### GIVEN INFORMATION
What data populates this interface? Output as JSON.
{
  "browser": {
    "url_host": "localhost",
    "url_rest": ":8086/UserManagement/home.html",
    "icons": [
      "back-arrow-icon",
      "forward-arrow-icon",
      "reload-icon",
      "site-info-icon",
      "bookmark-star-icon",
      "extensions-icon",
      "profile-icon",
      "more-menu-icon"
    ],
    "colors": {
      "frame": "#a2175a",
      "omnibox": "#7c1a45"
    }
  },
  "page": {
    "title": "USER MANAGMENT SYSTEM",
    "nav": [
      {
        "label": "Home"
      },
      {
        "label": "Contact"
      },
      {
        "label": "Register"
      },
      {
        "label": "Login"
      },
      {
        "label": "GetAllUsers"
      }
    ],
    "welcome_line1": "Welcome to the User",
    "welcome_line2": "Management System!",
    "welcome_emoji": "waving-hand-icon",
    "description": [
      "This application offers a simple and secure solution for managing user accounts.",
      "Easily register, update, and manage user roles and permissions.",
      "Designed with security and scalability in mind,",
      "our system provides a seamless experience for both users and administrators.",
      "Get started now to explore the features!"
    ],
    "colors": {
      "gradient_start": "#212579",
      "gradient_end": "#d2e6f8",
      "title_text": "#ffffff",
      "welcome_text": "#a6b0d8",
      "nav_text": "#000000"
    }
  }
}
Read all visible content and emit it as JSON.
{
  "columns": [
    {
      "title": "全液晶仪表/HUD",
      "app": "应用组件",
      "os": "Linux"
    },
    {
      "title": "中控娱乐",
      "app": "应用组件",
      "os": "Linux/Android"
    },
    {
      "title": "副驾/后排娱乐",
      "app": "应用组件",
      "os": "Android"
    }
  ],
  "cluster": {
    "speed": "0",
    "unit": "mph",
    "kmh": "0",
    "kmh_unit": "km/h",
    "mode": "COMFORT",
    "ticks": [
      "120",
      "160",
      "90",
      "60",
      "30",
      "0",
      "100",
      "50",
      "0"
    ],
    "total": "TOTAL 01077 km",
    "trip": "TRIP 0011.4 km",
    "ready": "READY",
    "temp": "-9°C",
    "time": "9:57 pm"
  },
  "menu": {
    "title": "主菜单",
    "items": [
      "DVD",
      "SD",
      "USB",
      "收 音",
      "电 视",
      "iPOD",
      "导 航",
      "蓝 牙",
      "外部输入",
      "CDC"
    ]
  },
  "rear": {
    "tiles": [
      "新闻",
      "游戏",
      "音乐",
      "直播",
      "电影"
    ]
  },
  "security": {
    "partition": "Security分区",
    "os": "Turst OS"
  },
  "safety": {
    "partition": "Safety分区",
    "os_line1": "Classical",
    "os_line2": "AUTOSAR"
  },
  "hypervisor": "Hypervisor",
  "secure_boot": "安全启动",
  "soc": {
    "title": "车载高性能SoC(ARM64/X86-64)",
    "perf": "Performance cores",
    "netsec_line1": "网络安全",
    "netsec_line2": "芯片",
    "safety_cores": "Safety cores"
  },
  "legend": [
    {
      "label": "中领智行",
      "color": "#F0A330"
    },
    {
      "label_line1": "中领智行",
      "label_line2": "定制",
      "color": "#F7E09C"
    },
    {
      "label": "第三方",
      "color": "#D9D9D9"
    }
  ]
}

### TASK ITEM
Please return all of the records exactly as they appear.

### SOLUTION
What data populates this interface? Output as JSON.
{
  "browser": {
    "url_host": "localhost",
    "url_rest": ":8086/UserManagement/home.html",
    "icons": [
      "back-arrow-icon",
      "forward-arrow-icon",
      "reload-icon",
      "site-info-icon",
      "bookmark-star-icon",
      "extensions-icon",
      "profile-icon",
      "more-menu-icon"
    ],
    "colors": {
      "frame": "#a2175a",
      "omnibox": "#7c1a45"
    }
  },
  "page": {
    "title": "USER MANAGMENT SYSTEM",
    "nav": [
      {
        "label": "Home"
      },
      {
        "label": "Contact"
      },
      {
        "label": "Register"
      },
      {
        "label": "Login"
      },
      {
        "label": "GetAllUsers"
      }
    ],
    "welcome_line1": "Welcome to the User",
    "welcome_line2": "Management System!",
    "welcome_emoji": "waving-hand-icon",
    "description": [
      "This application offers a simple and secure solution for managing user accounts.",
      "Easily register, update, and manage user roles and permissions.",
      "Designed with security and scalability in mind,",
      "our system provides a seamless experience for both users and administrators.",
      "Get started now to explore the features!"
    ],
    "colors": {
      "gradient_start": "#212579",
      "gradient_end": "#d2e6f8",
      "title_text": "#ffffff",
      "welcome_text": "#a6b0d8",
      "nav_text": "#000000"
    }
  }
}
Read all visible content and emit it as JSON.
{
  "columns": [
    {
      "title": "全液晶仪表/HUD",
      "app": "应用组件",
      "os": "Linux"
    },
    {
      "title": "中控娱乐",
      "app": "应用组件",
      "os": "Linux/Android"
    },
    {
      "title": "副驾/后排娱乐",
      "app": "应用组件",
      "os": "Android"
    }
  ],
  "cluster": {
    "speed": "0",
    "unit": "mph",
    "kmh": "0",
    "kmh_unit": "km/h",
    "mode": "COMFORT",
    "ticks": [
      "120",
      "160",
      "90",
      "60",
      "30",
      "0",
      "100",
      "50",
      "0"
    ],
    "total": "TOTAL 01077 km",
    "trip": "TRIP 0011.4 km",
    "ready": "READY",
    "temp": "-9°C",
    "time": "9:57 pm"
  },
  "menu": {
    "title": "主菜单",
    "items": [
      "DVD",
      "SD",
      "USB",
      "收 音",
      "电 视",
      "iPOD",
      "导 航",
      "蓝 牙",
      "外部输入",
      "CDC"
    ]
  },
  "rear": {
    "tiles": [
      "新闻",
      "游戏",
      "音乐",
      "直播",
      "电影"
    ]
  },
  "security": {
    "partition": "Security分区",
    "os": "Turst OS"
  },
  "safety": {
    "partition": "Safety分区",
    "os_line1": "Classical",
    "os_line2": "AUTOSAR"
  },
  "hypervisor": "Hypervisor",
  "secure_boot": "安全启动",
  "soc": {
    "title": "车载高性能SoC(ARM64/X86-64)",
    "perf": "Performance cores",
    "netsec_line1": "网络安全",
    "netsec_line2": "芯片",
    "safety_cores": "Safety cores"
  },
  "legend": [
    {
      "label": "中领智行",
      "color": "#F0A330"
    },
    {
      "label_line1": "中领智行",
      "label_line2": "定制",
      "color": "#F7E09C"
    },
    {
      "label": "第三方",
      "color": "#D9D9D9"
    }
  ]
}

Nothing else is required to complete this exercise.